My question to you would be (and to any other person that's interested), to what extent is this possible?  You know, how does one actually achieve looking outside of their current time and space?

Adorno talks about the imminent critique and this theory poses problems itself.  So, with this being said, how does one look passed the culure in which they're fixated in?  Does this make sense?

it's not the wrench, it's the plumber.

wilder

  • Moderator
  • *****
  • Posts: 3551
  • Respect: +1647
Re: Martin Scorsese Argues For Film Preservation
« Reply #9 on: April 14, 2013, 05:48:48 PM »
+3
I think actively being your own filter to the best of your ability is probably the most you can do. Choosing the films and books and articles you read selectively based on personal impulses and inclinations, not basing the majority on...I guess I'll call it "crowd-advertising" (aggregation engines such as Reddit, etc.)

Lots of people make an active effort to not be influenced by corporate advertising, to be conscious of the obvious strings being pulled, they DVR shit and skip commercials, and on and on....

The internet, though, affects people similarly, and there's a continuous roll towards cultural homogenization right now in that most people are consuming things from similar sources, and are also generally looking at and reading the same things online regardless of culture or country.
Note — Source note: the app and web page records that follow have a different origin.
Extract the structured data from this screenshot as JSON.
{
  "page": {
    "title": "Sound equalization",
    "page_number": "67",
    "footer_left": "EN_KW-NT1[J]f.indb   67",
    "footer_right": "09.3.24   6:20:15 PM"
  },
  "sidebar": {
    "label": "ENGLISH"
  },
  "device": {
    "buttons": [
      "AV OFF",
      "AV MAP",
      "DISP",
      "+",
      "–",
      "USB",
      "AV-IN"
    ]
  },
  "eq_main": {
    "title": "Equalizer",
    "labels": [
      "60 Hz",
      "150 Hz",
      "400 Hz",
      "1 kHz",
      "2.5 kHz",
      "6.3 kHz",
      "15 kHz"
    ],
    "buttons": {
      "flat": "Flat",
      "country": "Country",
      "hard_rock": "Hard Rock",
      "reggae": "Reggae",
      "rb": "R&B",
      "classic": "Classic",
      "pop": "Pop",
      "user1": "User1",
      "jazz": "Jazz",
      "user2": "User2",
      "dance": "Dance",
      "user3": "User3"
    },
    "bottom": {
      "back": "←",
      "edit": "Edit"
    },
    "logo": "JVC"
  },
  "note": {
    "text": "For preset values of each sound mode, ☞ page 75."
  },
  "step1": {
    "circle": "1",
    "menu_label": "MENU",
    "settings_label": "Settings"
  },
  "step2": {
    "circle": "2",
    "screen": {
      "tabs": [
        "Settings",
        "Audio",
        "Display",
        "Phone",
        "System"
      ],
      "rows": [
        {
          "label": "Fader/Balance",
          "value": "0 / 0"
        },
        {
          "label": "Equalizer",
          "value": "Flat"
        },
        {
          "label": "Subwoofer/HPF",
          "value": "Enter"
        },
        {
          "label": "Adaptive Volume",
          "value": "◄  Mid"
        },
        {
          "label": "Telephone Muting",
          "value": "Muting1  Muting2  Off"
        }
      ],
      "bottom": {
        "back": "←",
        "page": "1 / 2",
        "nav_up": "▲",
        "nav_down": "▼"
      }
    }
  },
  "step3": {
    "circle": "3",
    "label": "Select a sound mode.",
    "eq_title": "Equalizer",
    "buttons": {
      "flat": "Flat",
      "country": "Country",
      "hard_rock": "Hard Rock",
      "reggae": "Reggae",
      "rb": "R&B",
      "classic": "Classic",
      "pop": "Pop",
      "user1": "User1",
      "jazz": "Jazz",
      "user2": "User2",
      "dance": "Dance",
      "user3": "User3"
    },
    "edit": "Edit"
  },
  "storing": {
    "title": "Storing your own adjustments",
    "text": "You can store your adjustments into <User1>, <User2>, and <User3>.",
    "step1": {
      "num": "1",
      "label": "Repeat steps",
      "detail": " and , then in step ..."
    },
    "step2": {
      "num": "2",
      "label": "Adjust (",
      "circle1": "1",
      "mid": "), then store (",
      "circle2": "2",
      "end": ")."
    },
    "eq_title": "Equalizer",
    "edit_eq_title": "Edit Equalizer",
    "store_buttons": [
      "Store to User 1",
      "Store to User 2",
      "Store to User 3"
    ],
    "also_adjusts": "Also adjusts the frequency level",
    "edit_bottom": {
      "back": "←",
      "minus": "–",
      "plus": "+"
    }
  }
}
Obv good and bad, people are the same everywhere and it's great people are connecting this way now, but there's also just a general trend towards passive consumption of content I'd liken to couch potato TV addicts in the pre-internet era. It's just as bad in a different way.

The trend towards crowd-sourced content also leaves people with little context for what they're seeing. I think most of us are generally the same age, here, I think I'm few years younger than most of you, but I'm glad I grew up in a time when my attention wasn't under threat of being diverted by the internet constantly in that I was able to follow extended trajectories of film history and indulge those interests with little distraction. (Watching movies by Scorsese led me to this which led me to that and on and on). I can't imagine doing that, now, if I were 14 or whatever. Now the entry point into this stuff is so much more amorphous and convoluted.

I find this really funny, but...



...I have to imagine that that's going to be some eight year old's introduction to Jurassic Park before even seeing the movie. They'll watch the real thing some time and go "oh this is that movie from the flute video..." and not the other way around.

It's all backwards and forwards and up and down now and I think the loss of context, and also the loss of context due to the human element, just not having the time or attention to investigate things chronologically in a focused way over extended periods, is one of the greatest threats to culture as a whole. Nothing is really building on itself now except for the actual technological tools. Those are developing. It's too bad the importance of the actual content has become obscured by everyone's mad, zealous fervor for the technological tools they view it on.

 

DMCA & Copyright | Terms & Conditions | Privacy Policy